___ ENTRIES PROVIDED

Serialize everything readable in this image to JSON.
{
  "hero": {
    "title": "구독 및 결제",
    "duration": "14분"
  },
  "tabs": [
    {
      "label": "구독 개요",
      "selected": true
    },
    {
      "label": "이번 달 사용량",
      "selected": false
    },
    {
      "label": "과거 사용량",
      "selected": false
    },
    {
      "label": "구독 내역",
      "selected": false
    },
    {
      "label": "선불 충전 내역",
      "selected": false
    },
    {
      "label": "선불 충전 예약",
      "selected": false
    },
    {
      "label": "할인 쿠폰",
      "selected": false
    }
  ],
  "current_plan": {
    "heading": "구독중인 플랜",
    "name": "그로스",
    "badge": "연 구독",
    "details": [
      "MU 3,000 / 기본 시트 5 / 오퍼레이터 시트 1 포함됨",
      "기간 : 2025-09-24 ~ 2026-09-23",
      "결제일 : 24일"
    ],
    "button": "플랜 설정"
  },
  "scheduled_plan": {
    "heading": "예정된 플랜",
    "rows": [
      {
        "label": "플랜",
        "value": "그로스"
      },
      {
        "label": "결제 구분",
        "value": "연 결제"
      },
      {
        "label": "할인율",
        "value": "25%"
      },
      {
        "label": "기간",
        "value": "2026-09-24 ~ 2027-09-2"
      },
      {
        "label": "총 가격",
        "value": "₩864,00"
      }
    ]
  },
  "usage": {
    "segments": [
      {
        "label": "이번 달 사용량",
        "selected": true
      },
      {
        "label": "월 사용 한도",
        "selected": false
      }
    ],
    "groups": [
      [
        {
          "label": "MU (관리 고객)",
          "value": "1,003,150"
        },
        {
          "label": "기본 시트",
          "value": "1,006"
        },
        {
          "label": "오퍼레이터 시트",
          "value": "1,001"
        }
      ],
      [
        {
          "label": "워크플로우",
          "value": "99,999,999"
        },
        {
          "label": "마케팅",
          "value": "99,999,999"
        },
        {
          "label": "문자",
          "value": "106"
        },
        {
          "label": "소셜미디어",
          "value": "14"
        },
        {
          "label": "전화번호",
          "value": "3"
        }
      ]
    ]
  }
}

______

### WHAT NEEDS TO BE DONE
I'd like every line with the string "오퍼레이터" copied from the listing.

### WRITTEN RESPONSE
      "MU 3,000 / 기본 시트 5 / 오퍼레이터 시트 1 포함됨",
          "label": "오퍼레이터 시트",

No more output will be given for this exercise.